## Prompt
A word-for-word copy of the following listing is needed. Leave out its images.

*** Data for processing ***

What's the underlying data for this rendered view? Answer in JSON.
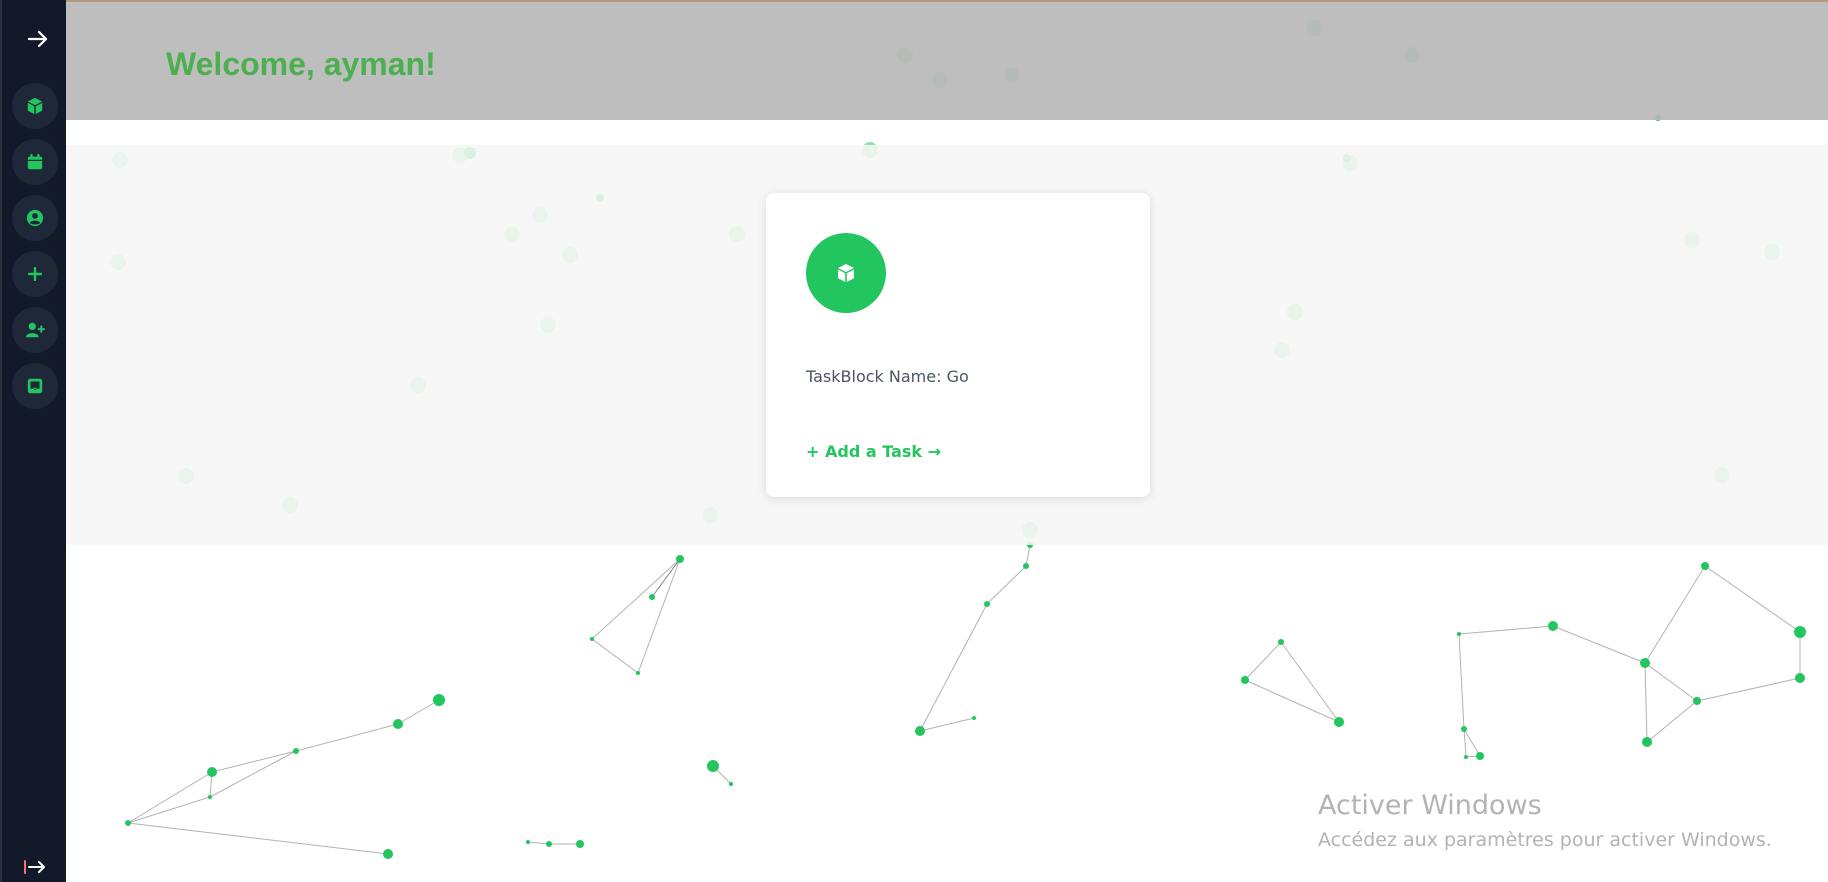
{
  "app": {
    "welcome_text": "Welcome, ayman!",
    "accent_color": "#22c55e",
    "header_text_color": "#4caf50",
    "sidebar_color": "#121a2a"
  },
  "sidebar": {
    "toggle_icon": "arrow-right-icon",
    "items": [
      {
        "icon": "cube-icon"
      },
      {
        "icon": "calendar-icon"
      },
      {
        "icon": "user-circle-icon"
      },
      {
        "icon": "plus-icon"
      },
      {
        "icon": "user-plus-icon"
      },
      {
        "icon": "inbox-icon"
      }
    ],
    "logout_icon": "logout-icon"
  },
  "task_block": {
    "icon": "cube-icon",
    "name_label": "TaskBlock Name: Go",
    "add_task_label": "+ Add a Task →"
  },
  "watermark": {
    "title": "Activer Windows",
    "subtitle": "Accédez aux paramètres pour activer Windows."
  }
}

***

## Answer box
What's the underlying data for this rendered view? Answer in JSON.
{
  "app": {
    "welcome_text": "Welcome, ayman!",
    "accent_color": "#22c55e",
    "header_text_color": "#4caf50",
    "sidebar_color": "#121a2a"
  },
  "sidebar": {
    "toggle_icon": "arrow-right-icon",
    "items": [
      {
        "icon": "cube-icon"
      },
      {
        "icon": "calendar-icon"
      },
      {
        "icon": "user-circle-icon"
      },
      {
        "icon": "plus-icon"
      },
      {
        "icon": "user-plus-icon"
      },
      {
        "icon": "inbox-icon"
      }
    ],
    "logout_icon": "logout-icon"
  },
  "task_block": {
    "icon": "cube-icon",
    "name_label": "TaskBlock Name: Go",
    "add_task_label": "+ Add a Task →"
  },
  "watermark": {
    "title": "Activer Windows",
    "subtitle": "Accédez aux paramètres pour activer Windows."
  }
}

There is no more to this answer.